MATERIAL PROVIDED:

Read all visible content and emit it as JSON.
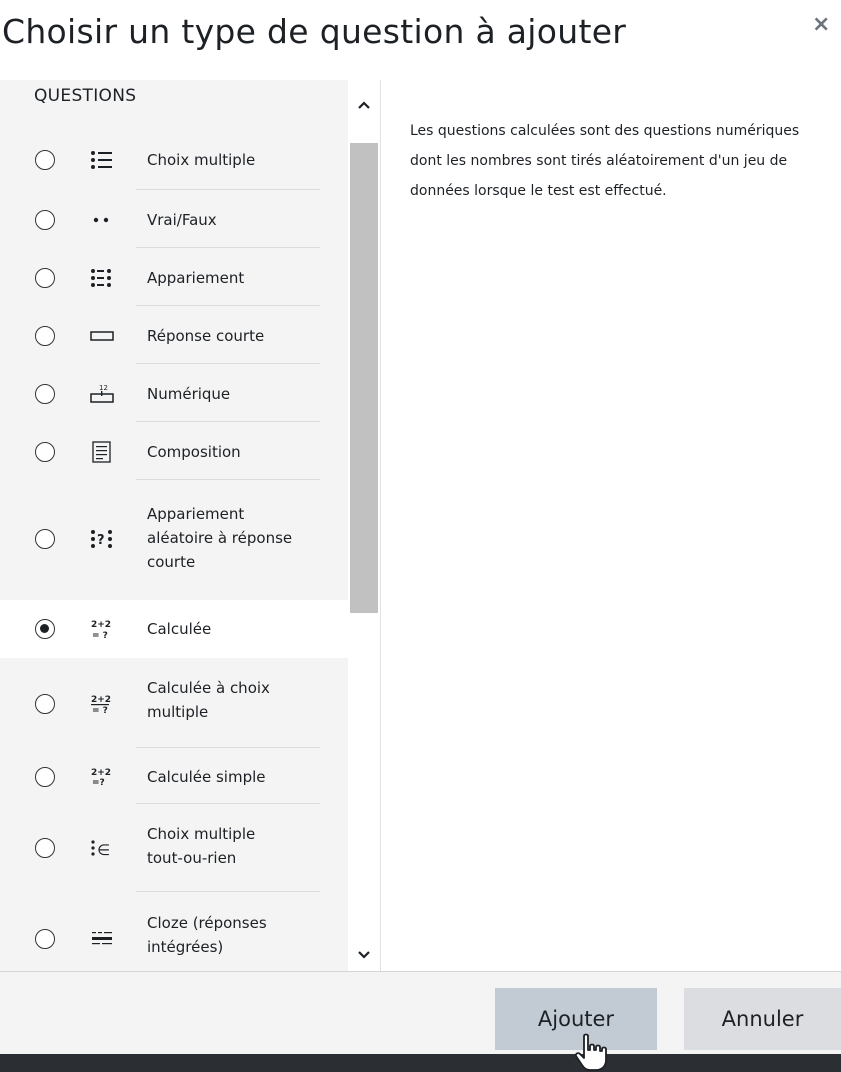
{
  "dialog": {
    "title": "Choisir un type de question à ajouter",
    "close_glyph": "×"
  },
  "question_list": {
    "section_label": "QUESTIONS",
    "items": [
      {
        "label": "Choix multiple",
        "icon": "multichoice-icon",
        "selected": false
      },
      {
        "label": "Vrai/Faux",
        "icon": "truefalse-icon",
        "selected": false
      },
      {
        "label": "Appariement",
        "icon": "match-icon",
        "selected": false
      },
      {
        "label": "Réponse courte",
        "icon": "shortanswer-icon",
        "selected": false
      },
      {
        "label": "Numérique",
        "icon": "numerical-icon",
        "selected": false
      },
      {
        "label": "Composition",
        "icon": "essay-icon",
        "selected": false
      },
      {
        "label": "Appariement aléatoire à réponse courte",
        "icon": "randomsamatch-icon",
        "selected": false
      },
      {
        "label": "Calculée",
        "icon": "calculated-icon",
        "selected": true
      },
      {
        "label": "Calculée à choix multiple",
        "icon": "calculatedmulti-icon",
        "selected": false
      },
      {
        "label": "Calculée simple",
        "icon": "calculatedsimple-icon",
        "selected": false
      },
      {
        "label": "Choix multiple tout-ou-rien",
        "icon": "oumultiresponse-icon",
        "selected": false
      },
      {
        "label": "Cloze (réponses intégrées)",
        "icon": "multianswer-icon",
        "selected": false
      }
    ]
  },
  "description": {
    "text": "Les questions calculées sont des questions numériques dont les nombres sont tirés aléatoirement d'un jeu de données lorsque le test est effectué."
  },
  "footer": {
    "add_label": "Ajouter",
    "cancel_label": "Annuler"
  },
  "colors": {
    "add_button_bg": "#c2cbd4",
    "cancel_button_bg": "#dcdde0",
    "list_bg": "#f4f4f4",
    "scrollbar_thumb": "#c1c1c1"
  }
}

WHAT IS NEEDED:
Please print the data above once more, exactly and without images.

EXERCISE RESPONSE:
Read all visible content and emit it as JSON.
{
  "dialog": {
    "title": "Choisir un type de question à ajouter",
    "close_glyph": "×"
  },
  "question_list": {
    "section_label": "QUESTIONS",
    "items": [
      {
        "label": "Choix multiple",
        "icon": "multichoice-icon",
        "selected": false
      },
      {
        "label": "Vrai/Faux",
        "icon": "truefalse-icon",
        "selected": false
      },
      {
        "label": "Appariement",
        "icon": "match-icon",
        "selected": false
      },
      {
        "label": "Réponse courte",
        "icon": "shortanswer-icon",
        "selected": false
      },
      {
        "label": "Numérique",
        "icon": "numerical-icon",
        "selected": false
      },
      {
        "label": "Composition",
        "icon": "essay-icon",
        "selected": false
      },
      {
        "label": "Appariement aléatoire à réponse courte",
        "icon": "randomsamatch-icon",
        "selected": false
      },
      {
        "label": "Calculée",
        "icon": "calculated-icon",
        "selected": true
      },
      {
        "label": "Calculée à choix multiple",
        "icon": "calculatedmulti-icon",
        "selected": false
      },
      {
        "label": "Calculée simple",
        "icon": "calculatedsimple-icon",
        "selected": false
      },
      {
        "label": "Choix multiple tout-ou-rien",
        "icon": "oumultiresponse-icon",
        "selected": false
      },
      {
        "label": "Cloze (réponses intégrées)",
        "icon": "multianswer-icon",
        "selected": false
      }
    ]
  },
  "description": {
    "text": "Les questions calculées sont des questions numériques dont les nombres sont tirés aléatoirement d'un jeu de données lorsque le test est effectué."
  },
  "footer": {
    "add_label": "Ajouter",
    "cancel_label": "Annuler"
  },
  "colors": {
    "add_button_bg": "#c2cbd4",
    "cancel_button_bg": "#dcdde0",
    "list_bg": "#f4f4f4",
    "scrollbar_thumb": "#c1c1c1"
  }
}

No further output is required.